Recorded data
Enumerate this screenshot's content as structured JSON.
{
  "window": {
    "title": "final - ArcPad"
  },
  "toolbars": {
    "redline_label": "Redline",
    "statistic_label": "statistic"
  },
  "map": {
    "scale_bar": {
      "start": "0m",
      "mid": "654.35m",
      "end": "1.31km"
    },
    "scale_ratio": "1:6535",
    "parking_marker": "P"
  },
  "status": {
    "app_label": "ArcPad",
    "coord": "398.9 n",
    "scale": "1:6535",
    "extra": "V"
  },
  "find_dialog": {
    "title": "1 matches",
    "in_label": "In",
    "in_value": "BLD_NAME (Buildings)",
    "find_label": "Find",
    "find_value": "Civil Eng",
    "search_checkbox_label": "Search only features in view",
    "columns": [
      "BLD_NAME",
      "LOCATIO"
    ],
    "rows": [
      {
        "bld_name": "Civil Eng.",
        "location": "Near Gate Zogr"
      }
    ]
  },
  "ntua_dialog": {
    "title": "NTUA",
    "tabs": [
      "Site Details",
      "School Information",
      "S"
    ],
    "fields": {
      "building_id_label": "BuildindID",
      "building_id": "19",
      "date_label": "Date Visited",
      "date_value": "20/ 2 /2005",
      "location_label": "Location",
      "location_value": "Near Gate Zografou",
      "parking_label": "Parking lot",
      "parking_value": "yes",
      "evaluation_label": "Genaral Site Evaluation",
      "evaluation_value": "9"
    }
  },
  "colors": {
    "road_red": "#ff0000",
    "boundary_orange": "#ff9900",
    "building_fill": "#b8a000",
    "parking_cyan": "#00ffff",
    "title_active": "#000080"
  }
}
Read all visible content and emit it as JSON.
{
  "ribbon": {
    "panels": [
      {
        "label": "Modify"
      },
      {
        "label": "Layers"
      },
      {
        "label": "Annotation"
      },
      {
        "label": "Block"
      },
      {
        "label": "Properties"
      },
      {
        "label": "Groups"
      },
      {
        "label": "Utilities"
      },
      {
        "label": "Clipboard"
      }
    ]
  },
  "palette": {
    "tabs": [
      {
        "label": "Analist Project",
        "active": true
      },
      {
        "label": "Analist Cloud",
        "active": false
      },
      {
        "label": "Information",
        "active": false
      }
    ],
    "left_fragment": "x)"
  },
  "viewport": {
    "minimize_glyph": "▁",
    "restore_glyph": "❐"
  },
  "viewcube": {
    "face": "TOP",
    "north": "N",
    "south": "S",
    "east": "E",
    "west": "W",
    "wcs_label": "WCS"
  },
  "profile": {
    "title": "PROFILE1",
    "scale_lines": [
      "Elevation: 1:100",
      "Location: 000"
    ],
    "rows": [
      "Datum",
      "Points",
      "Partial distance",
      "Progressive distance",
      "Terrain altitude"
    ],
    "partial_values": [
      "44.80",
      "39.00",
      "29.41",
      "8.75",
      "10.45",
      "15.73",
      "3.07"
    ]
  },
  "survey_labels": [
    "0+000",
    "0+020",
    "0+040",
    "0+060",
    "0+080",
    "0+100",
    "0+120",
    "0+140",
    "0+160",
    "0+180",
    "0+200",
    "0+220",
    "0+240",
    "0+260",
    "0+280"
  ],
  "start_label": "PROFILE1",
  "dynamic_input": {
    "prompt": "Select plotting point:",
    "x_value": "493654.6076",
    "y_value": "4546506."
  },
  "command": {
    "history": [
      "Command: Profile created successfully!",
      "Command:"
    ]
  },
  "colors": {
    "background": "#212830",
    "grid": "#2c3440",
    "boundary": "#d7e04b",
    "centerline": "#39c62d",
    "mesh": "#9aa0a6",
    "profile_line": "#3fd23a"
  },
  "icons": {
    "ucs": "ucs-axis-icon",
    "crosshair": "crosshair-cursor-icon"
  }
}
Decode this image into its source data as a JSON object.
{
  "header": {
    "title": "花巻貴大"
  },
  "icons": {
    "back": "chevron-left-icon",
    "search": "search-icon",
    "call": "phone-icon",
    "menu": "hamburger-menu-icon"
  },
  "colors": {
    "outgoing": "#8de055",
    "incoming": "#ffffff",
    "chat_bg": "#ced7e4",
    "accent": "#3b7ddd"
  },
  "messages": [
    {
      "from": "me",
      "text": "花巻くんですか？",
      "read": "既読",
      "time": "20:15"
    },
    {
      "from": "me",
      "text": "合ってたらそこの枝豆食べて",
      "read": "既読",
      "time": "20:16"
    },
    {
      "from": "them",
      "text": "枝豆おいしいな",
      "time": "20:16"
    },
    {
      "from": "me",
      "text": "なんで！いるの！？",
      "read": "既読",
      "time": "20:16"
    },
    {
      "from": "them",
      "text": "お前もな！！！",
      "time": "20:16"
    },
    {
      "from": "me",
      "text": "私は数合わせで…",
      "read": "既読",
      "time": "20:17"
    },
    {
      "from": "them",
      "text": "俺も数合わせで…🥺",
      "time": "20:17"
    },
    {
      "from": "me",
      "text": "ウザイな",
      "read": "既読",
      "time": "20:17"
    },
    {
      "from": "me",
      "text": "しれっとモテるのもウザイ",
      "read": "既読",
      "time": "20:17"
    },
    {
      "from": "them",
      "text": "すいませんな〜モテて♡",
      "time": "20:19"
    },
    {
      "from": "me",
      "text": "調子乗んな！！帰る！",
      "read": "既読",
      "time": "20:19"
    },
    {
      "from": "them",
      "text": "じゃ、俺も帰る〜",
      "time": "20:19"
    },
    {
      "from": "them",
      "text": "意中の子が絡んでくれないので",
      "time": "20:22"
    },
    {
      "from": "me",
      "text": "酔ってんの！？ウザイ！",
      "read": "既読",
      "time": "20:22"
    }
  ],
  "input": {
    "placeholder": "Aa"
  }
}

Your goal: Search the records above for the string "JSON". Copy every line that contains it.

Completed exercise:
Enumerate this screenshot's content as structured JSON.
Read all visible content and emit it as JSON.
Decode this image into its source data as a JSON object.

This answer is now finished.